The Jam Minarett in Ghor. It's 65 meters high and the second tallest brick minarett of the world. Since 2002 it's o the list of the UNESCO world hertiage sites and also on the list of world heritage in danger

When I asked him, why he has become so passionate about what he is doing, and more so, why he has become the man he is, he tells me that his mother, even though she was illiterate, always wanted her three daughters and six sons to get educated and the chance to work. And fortunately, she was backed by her husband. “My father”, Ali says, “has supported us even when the conditions were very tough and worked to pave the way for all of us kids to study and improve our lives.”

His mother is admired and viewed as a very successful mum

He has seen how education and the ability to work has made his own family prosper: They have a house, have been able to buy land, have access to health care – and they have a good reputation in the community. And on top of all that Ali’s mother is admired and viewed as a very successful mum. What is possible on the microlevel of his family, he concludes, must be possible for the larger society as well.

Alii in his office

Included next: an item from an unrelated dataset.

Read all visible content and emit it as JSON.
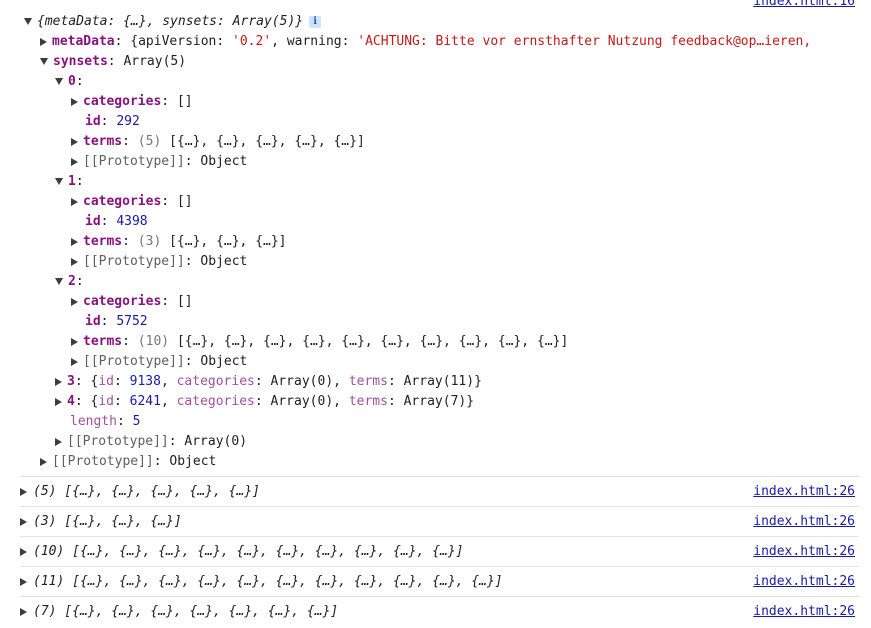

I hope with all my heart that Ali will be able to continue his work. But I am worried. Again and again he messages me that life in Afghanistan is getting worse day by day. During the spring season the Taliban attacks increased all over the country targeting those, most of them locals, who work for the government and international NGOs. “The people hate the Taliban”, Ali says, “the locals are the main targets of the war. But ironically enough that doesn’t change anything. The Taliban are supported by Pakistan, Russia, Iran and even by some groups from the Afghan opposition. They all seem to comfortably live with the fact that with their powerplay they sacrifice the Afghan people.”

"We all wish to have a bright future in our country"

Apart from the Taliban attacks Ghor faces a worsening number of religious extremists, who in the name of Islam strive to get women’s issues off the agenda and fight women who dare to go to work. There are days on which Ali doesn’t go to his office because the security in the city isn’t good. “Sometimes I really get tired of all those problems and then I long to leave Afghanistan with my family”, he writes. “We all wish to have a bright future in our country and to live in peace and security. Why can’t this be possible?”

But so far he has stayed. And just goes on.

Street in Firoz Koh

*The protagonist's name has been changed. He fully agrees though to the publication of this article and sent me a collection of pictures to be shown with the text. He wants people to know about life in Afghanistan.